- **PROVIDED DATA**:
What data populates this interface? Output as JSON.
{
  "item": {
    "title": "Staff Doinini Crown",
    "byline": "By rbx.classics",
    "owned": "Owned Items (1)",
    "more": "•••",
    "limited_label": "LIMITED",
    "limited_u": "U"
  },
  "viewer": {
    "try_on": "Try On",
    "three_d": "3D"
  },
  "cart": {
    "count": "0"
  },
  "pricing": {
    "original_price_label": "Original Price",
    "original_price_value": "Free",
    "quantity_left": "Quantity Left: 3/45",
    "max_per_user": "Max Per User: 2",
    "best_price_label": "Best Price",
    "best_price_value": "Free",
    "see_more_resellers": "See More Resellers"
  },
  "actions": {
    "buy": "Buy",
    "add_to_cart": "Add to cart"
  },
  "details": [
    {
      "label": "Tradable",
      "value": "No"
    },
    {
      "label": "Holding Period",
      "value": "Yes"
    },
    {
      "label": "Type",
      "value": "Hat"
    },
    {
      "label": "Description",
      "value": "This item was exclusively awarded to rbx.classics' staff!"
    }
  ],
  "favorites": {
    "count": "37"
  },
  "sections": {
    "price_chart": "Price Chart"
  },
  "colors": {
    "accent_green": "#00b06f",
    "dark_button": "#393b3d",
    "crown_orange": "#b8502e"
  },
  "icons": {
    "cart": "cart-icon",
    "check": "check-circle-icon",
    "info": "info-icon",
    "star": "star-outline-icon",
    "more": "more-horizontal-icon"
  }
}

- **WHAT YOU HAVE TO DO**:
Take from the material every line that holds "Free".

- **THE COMPLETED TASK**:
    "original_price_value": "Free",
    "best_price_value": "Free",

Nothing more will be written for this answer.